Plautz served papers on Orsello Jan. 11, two days after the city council unanimously approved suspending his license and revoking his operating license renewal form, which is an annual requirement. Plautz said Orsello took the unwelcome news well after she explained the reasons for the needed action.
"He was receptive to it and understood," Plautz said.
Orsello, who did not return a call from the Pioneer Journal asking for comment, is still at liberty to apply for an operating license in another community.
"He can apply for a license to do that anywhere he wishes, but the issuers of the license, the city council and the police chief, would do the same thing we are doing. They would be investigating because that is part of a license application," Plautz said. "You acknowledge that there is going to be a background check on the person applying for the license."

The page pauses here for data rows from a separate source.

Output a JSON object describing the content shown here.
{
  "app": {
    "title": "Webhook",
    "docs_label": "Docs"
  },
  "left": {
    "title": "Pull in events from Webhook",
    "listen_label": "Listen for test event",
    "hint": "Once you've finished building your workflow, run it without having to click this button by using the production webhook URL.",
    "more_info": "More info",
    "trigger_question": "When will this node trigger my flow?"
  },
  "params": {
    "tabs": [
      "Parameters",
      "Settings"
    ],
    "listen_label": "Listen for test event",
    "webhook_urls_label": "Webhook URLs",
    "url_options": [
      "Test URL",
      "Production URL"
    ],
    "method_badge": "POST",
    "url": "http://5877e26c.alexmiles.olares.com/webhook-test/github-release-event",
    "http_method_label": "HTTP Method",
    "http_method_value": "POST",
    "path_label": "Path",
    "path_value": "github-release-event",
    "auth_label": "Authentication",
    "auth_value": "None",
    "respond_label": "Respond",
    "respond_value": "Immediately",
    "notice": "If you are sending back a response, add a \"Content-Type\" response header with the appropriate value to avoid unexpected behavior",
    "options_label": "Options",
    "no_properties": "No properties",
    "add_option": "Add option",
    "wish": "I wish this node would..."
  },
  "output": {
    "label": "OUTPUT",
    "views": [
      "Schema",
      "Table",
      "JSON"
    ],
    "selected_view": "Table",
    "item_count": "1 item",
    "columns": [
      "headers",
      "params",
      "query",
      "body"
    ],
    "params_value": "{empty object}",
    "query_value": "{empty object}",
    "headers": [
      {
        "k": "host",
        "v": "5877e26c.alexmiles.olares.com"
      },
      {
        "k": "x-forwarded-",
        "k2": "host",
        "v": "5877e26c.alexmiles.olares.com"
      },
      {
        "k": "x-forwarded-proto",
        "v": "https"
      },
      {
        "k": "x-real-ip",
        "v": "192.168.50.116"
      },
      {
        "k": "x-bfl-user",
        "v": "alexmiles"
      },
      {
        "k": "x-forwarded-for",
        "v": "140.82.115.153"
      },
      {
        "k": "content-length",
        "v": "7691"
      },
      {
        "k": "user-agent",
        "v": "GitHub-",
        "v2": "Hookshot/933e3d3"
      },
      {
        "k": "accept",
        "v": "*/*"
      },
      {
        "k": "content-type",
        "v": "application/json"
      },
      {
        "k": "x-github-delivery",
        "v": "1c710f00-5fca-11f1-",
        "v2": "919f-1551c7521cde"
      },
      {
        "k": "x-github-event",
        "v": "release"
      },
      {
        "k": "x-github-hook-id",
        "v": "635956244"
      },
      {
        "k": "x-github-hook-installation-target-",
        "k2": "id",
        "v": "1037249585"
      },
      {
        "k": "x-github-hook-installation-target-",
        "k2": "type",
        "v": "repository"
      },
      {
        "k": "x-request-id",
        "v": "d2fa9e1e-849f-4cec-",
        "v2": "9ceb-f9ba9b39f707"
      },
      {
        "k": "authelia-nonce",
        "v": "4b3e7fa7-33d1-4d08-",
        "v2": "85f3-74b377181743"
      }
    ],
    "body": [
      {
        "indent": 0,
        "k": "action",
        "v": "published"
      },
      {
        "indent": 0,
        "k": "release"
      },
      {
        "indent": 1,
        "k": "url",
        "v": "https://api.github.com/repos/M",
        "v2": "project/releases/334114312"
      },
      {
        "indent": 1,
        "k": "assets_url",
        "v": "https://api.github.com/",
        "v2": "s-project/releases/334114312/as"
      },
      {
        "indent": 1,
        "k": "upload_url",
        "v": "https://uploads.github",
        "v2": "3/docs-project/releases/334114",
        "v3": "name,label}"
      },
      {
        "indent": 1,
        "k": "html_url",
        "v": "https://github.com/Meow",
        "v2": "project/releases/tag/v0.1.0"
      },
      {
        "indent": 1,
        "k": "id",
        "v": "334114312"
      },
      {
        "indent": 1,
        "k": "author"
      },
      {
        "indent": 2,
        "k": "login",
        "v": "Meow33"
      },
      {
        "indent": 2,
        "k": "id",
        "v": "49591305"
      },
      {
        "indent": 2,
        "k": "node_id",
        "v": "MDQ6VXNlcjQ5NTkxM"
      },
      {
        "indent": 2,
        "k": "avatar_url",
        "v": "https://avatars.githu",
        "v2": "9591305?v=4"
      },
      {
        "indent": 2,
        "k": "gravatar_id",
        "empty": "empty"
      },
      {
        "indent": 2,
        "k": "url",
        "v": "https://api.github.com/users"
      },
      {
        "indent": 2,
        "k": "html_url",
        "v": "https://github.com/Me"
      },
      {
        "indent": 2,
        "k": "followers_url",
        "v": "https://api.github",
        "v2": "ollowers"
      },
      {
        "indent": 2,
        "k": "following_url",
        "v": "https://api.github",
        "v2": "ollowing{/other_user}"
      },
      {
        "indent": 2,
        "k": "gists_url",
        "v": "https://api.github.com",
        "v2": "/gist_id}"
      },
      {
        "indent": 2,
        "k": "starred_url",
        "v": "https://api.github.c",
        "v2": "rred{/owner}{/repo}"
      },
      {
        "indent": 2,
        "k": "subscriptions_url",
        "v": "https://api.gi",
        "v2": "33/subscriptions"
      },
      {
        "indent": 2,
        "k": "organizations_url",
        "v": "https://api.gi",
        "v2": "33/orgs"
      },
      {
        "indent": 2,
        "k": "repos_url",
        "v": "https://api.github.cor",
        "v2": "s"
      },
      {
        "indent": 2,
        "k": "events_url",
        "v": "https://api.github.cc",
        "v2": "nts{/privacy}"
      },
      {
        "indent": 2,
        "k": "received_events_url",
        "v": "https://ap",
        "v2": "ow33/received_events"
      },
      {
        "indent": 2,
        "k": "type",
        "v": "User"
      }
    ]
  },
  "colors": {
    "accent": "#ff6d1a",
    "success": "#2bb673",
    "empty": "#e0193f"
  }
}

From Swenson's perspective, once Orsello works out his issue with Human Services he can re-apply for an operating license in Wadena as well. It will be up to the city council what happens then.
Orsello operated a tattoo studio in Wadena called "Tattoos by Frank" from 2009 to 2012 before moving to the Twin Cities. He returned to Wadena last year in order to be closer to his family and renovated a building on Bryant Ave. SE which had previously housed Behlianno's Restaurant.
In an interview with the Pioneer Journal last February, Orsello talked about his love of art.
"I've always loved to draw and I love the creativity involved with tattoos," he said at the time. "The job freedom is great as well. It's so fun to hear from people that they're grateful for the work I've done and trust what I do."